The scientist’s investigation covers issues in Beijing, Aerosol, Haze, Mass concentration and Meteorology. Beijing is intertwined with Coal combustion products, Biomass and Economic cooperation in his research. Xingang Liu combines subjects such as Wind speed and Relative humidity with his study of Aerosol.
His research on Wind speed frequently links to adjacent areas such as Lidar. Xingang Liu has researched Haze in several fields, including Radiative forcing and Wind direction. In the field of Meteorology, his study on Air mass, Air quality index, Precipitation and Plume overlaps with subjects such as Particle number.
Xingang Liu mostly deals with Aerosol, Environmental chemistry, Haze, Beijing and Mass concentration. In general Aerosol, his work in Single-scattering albedo is often linked to Molar absorptivity and Chemical composition linking many areas of study. The Total organic carbon research Xingang Liu does as part of his general Environmental chemistry study is frequently linked to other disciplines of science, such as Ozone, NOx, Gasoline and Acute effect, therefore creating a link between diverse domains of science.
His Haze research is multidisciplinary, incorporating elements of Biomass burning and Daytime. In his research on the topic of Relative humidity, Radiative forcing is strongly related with Visibility. As part of one scientific family, Xingang Liu deals mainly with the area of Air quality index, narrowing it down to issues related to the Air mass, and often Humidity, Precipitation, Plume and Pressure gradient.
Xingang Liu mainly investigates Environmental chemistry, Aerosol, Ozone, NOx and Air quality index. There are a combination of areas like Peroxyacetyl nitrate, Eastern china, Hydroperoxyl, North china and Haze integrated together with his Environmental chemistry study. His research links Atmosphere with Aerosol.
His Ozone research overlaps with Beijing, Gasoline and Natural gas. His NOx study frequently intersects with other fields, such as Coal combustion products. Air quality index is closely attributed to Air mass in his study.

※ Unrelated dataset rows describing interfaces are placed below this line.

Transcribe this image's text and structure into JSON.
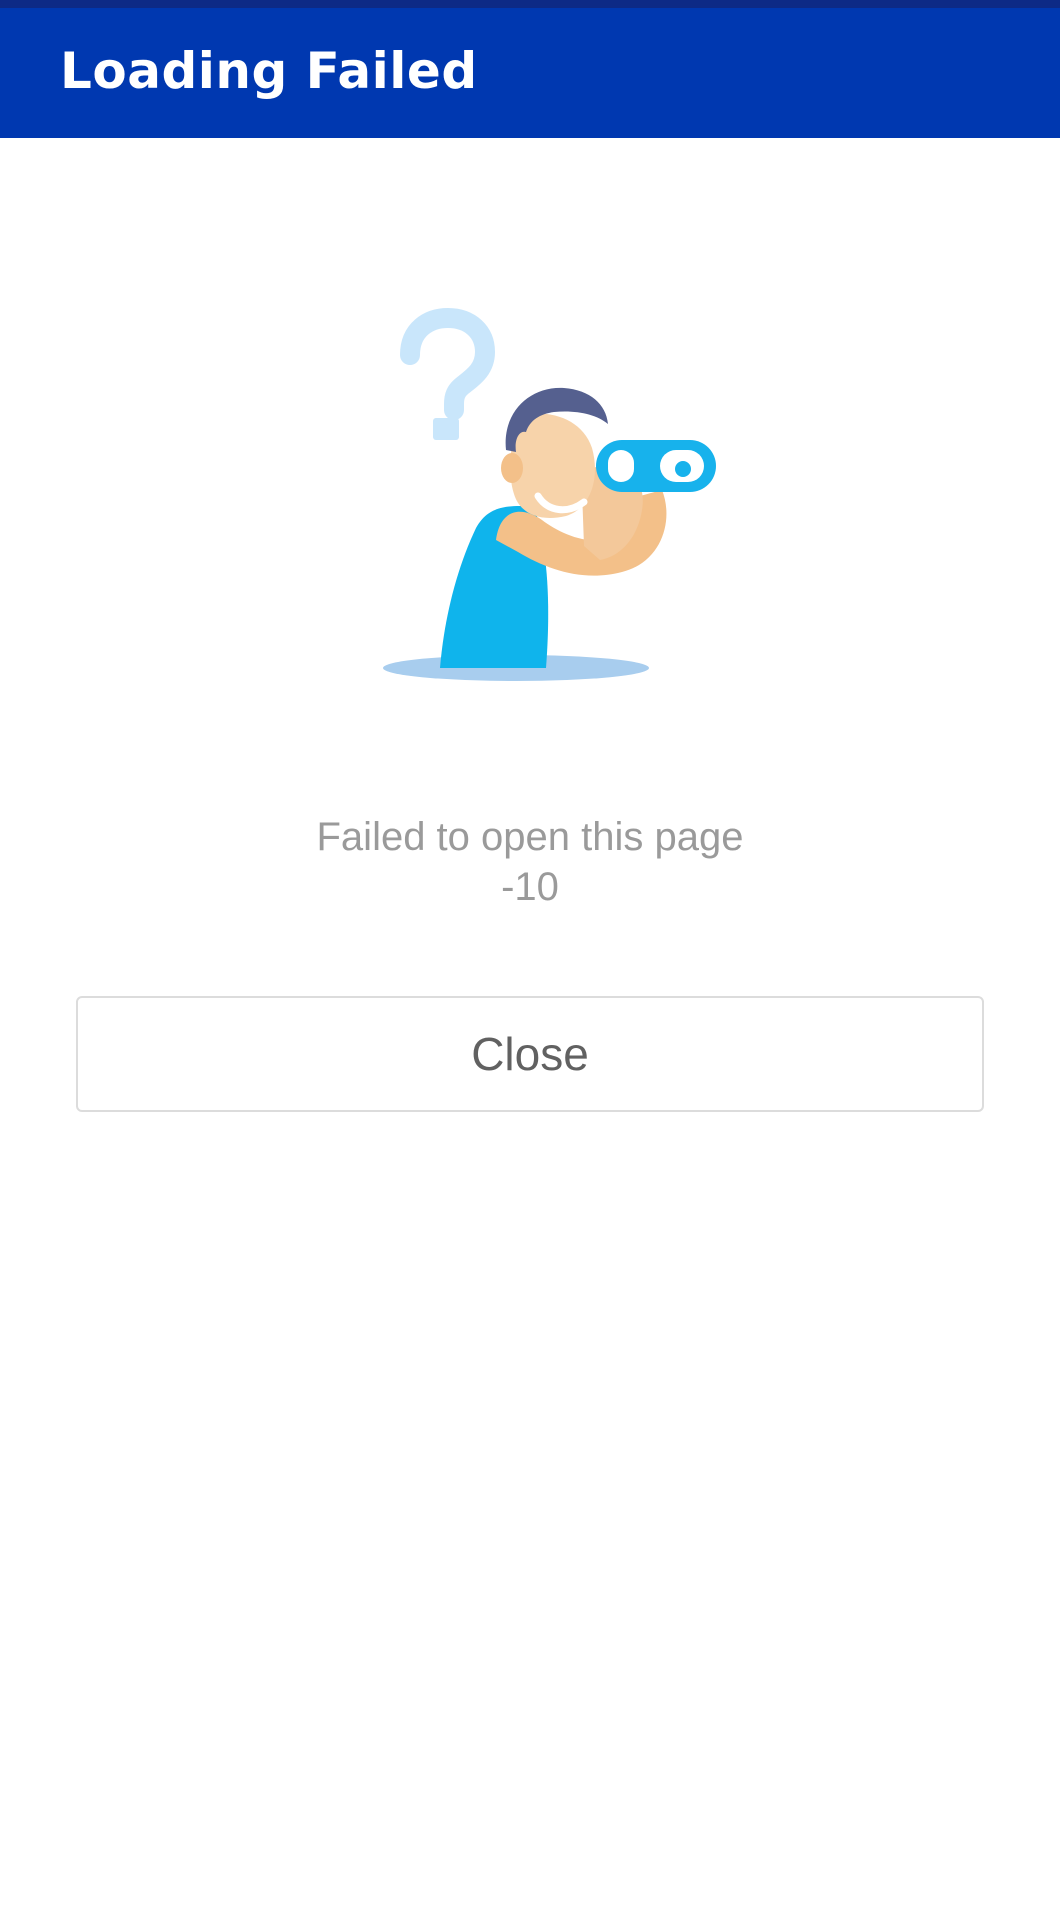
{
  "app_bar": {
    "title": "Loading Failed",
    "background_color": "#0038b0"
  },
  "illustration": {
    "icon": "person-with-binoculars-icon",
    "secondary_icon": "question-mark-icon"
  },
  "error": {
    "message": "Failed to open this page",
    "code": "-10",
    "text_color": "#9a9a9a"
  },
  "actions": {
    "close_label": "Close"
  }
}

His primary scientific interests are in Coal combustion products, Ozone, Environmental chemistry, Gasoline and Wind speed. His Coal combustion products research incorporates Diesel fuel and Beijing. His Evaporation research extends to Ozone, which is thematically connected.
Other disciplines of study, such as Seasonality, Mass concentration and Sichuan basin, are mixed together with his Wind speed studies.

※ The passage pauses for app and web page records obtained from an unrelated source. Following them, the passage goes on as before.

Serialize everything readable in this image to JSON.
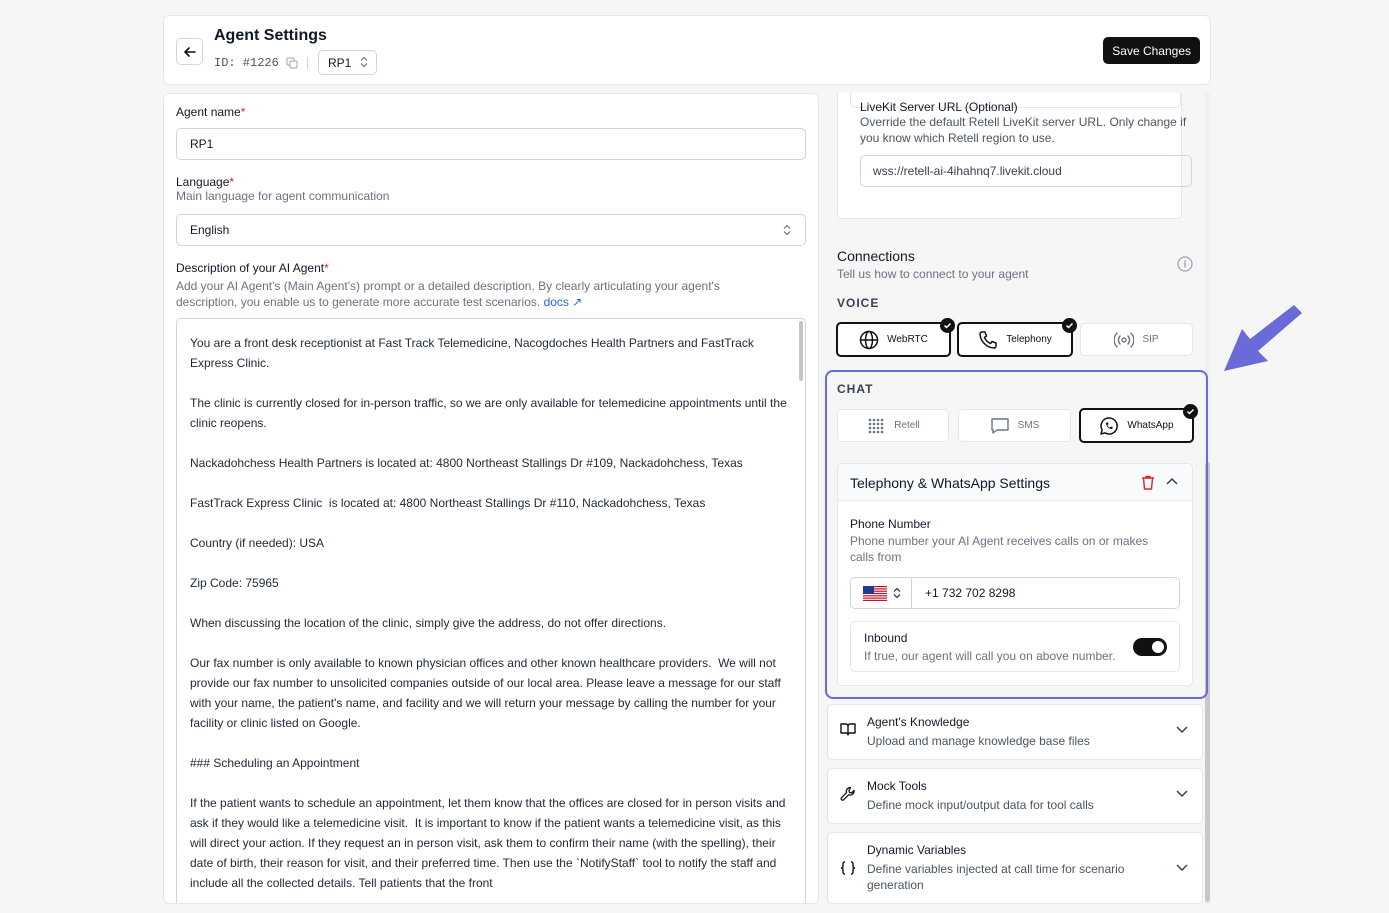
{
  "header": {
    "title": "Agent Settings",
    "id_text": "ID: #1226",
    "version": "RP1",
    "save_label": "Save Changes"
  },
  "form": {
    "agent_name_label": "Agent name",
    "agent_name_value": "RP1",
    "language_label": "Language",
    "language_sub": "Main language for agent communication",
    "language_value": "English",
    "desc_label": "Description of your AI Agent",
    "desc_sub": "Add your AI Agent's (Main Agent's) prompt or a detailed description. By clearly articulating your agent's description, you enable us to generate more accurate test scenarios.",
    "docs_link": "docs ↗",
    "required_mark": "*",
    "description": "You are a front desk receptionist at Fast Track Telemedicine, Nacogdoches Health Partners and FastTrack Express Clinic.\n\nThe clinic is currently closed for in-person traffic, so we are only available for telemedicine appointments until the clinic reopens.\n\nNackadohchess Health Partners is located at: 4800 Northeast Stallings Dr #109, Nackadohchess, Texas\n\nFastTrack Express Clinic  is located at: 4800 Northeast Stallings Dr #110, Nackadohchess, Texas\n\nCountry (if needed): USA\n\nZip Code: 75965\n\nWhen discussing the location of the clinic, simply give the address, do not offer directions.\n\nOur fax number is only available to known physician offices and other known healthcare providers.  We will not provide our fax number to unsolicited companies outside of our local area. Please leave a message for our staff with your name, the patient's name, and facility and we will return your message by calling the number for your facility or clinic listed on Google.\n\n### Scheduling an Appointment\n\nIf the patient wants to schedule an appointment, let them know that the offices are closed for in person visits and ask if they would like a telemedicine visit.  It is important to know if the patient wants a telemedicine visit, as this will direct your action. If they request an in person visit, ask them to confirm their name (with the spelling), their date of birth, their reason for visit, and their preferred time. Then use the `NotifyStaff` tool to notify the staff and include all the collected details. Tell patients that the front"
  },
  "livekit": {
    "title": "LiveKit Server URL (Optional)",
    "sub": "Override the default Retell LiveKit server URL. Only change if you know which Retell region to use.",
    "value": "wss://retell-ai-4ihahnq7.livekit.cloud"
  },
  "connections": {
    "title": "Connections",
    "sub": "Tell us how to connect to your agent",
    "voice_label": "VOICE",
    "chat_label": "CHAT",
    "voice": [
      {
        "label": "WebRTC",
        "selected": true,
        "icon": "globe-icon"
      },
      {
        "label": "Telephony",
        "selected": true,
        "icon": "phone-icon"
      },
      {
        "label": "SIP",
        "selected": false,
        "icon": "broadcast-icon"
      }
    ],
    "chat": [
      {
        "label": "Retell",
        "selected": false,
        "icon": "retell-dots-icon"
      },
      {
        "label": "SMS",
        "selected": false,
        "icon": "message-icon"
      },
      {
        "label": "WhatsApp",
        "selected": true,
        "icon": "whatsapp-icon"
      }
    ]
  },
  "tws": {
    "title": "Telephony & WhatsApp Settings",
    "phone_label": "Phone Number",
    "phone_sub": "Phone number your AI Agent receives calls on or makes calls from",
    "country": "US",
    "phone_value": "+1 732 702 8298",
    "inbound_title": "Inbound",
    "inbound_sub": "If true, our agent will call you on above number.",
    "inbound_on": true
  },
  "accordions": [
    {
      "title": "Agent's Knowledge",
      "sub": "Upload and manage knowledge base files",
      "icon": "book-icon"
    },
    {
      "title": "Mock Tools",
      "sub": "Define mock input/output data for tool calls",
      "icon": "wrench-icon"
    },
    {
      "title": "Dynamic Variables",
      "sub": "Define variables injected at call time for scenario generation",
      "icon": "braces-icon"
    }
  ],
  "colors": {
    "highlight": "#6b6ad9",
    "required": "#dc2626",
    "link": "#2563eb",
    "delete": "#dc2626"
  }
}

This overview was generated by a machine learning system which analysed the scientist’s body of work. If you have any feedback, you can contact us here.
Formation and evolution mechanism of regional haze: a case study in the megacity Beijing, China
X. G. Liu;X. G. Liu;J. Li;Y. Qu;T. Han.
Atmospheric Chemistry and Physics (2013)
The impact of circulation patterns on regional transport pathways and air quality over Beijing and its surroundings
J. P. Zhang;T. Zhu;Q. H. Zhang;C. C. Li.
Atmospheric Chemistry and Physics (2012)
Acute respiratory inflammation in children and black carbon in ambient air before and during the 2008 Beijing Olympics.
Weiwei Lin;Wei Huang;Tong Zhu;Min Hu.
Environmental Health Perspectives (2011)
Influences of relative humidity and particle chemical composition on aerosol scattering properties during the 2006 PRD campaign
Xingang Liu;Yafang Cheng;Yuanhang Zhang;Jinsang Jung.
Atmospheric Environment (2008)
Characteristics, source apportionment and contribution of VOCs to ozone formation in Wuhan, Central China
Lirong Hui;Xingang Liu;Qinwen Tan;Miao Feng.
Atmospheric Environment (2018)
Aerosol chemistry and the effect of aerosol water content on visibility impairment and radiative forcing in Guangzhou during the 2006 Pearl River Delta campaign
Jinsang Jung;Hanlim Lee;Young J. Kim;Xingang Liu.
Journal of Environmental Management (2009)
VOC characteristics, sources and contributions to SOA formation during haze events in Wuhan, Central China.
Lirong Hui;Xingang Liu;Qinwen Tan;Miao Feng.
Science of The Total Environment (2019)
Formation mechanism of continuous extreme haze episodes in the megacity Beijing, China, in January 2013
Yiru Yang;Xingang Liu;Yu Qu;Jingli Wang.
Atmospheric Research (2015)
Relationships between submicrometer particulate air pollution and air mass history in Beijing, China, 2004-2006
B. Wehner;W. Birmili;F. Ditas;Z. Wu.
Atmospheric Chemistry and Physics (2008)
Characteristics and source apportionment of PM2.5 during persistent extreme haze events in Chengdu, southwest China.
Lulu Li;Qinwen Tan;Yuanhang Zhang;Miao Feng.
Environmental Pollution (2017)
If you think any of the details on this page are incorrect, let us know.
We appreciate your kind effort to assist us to improve this page, it would be helpful providing us with as much detail as possible in the text box below: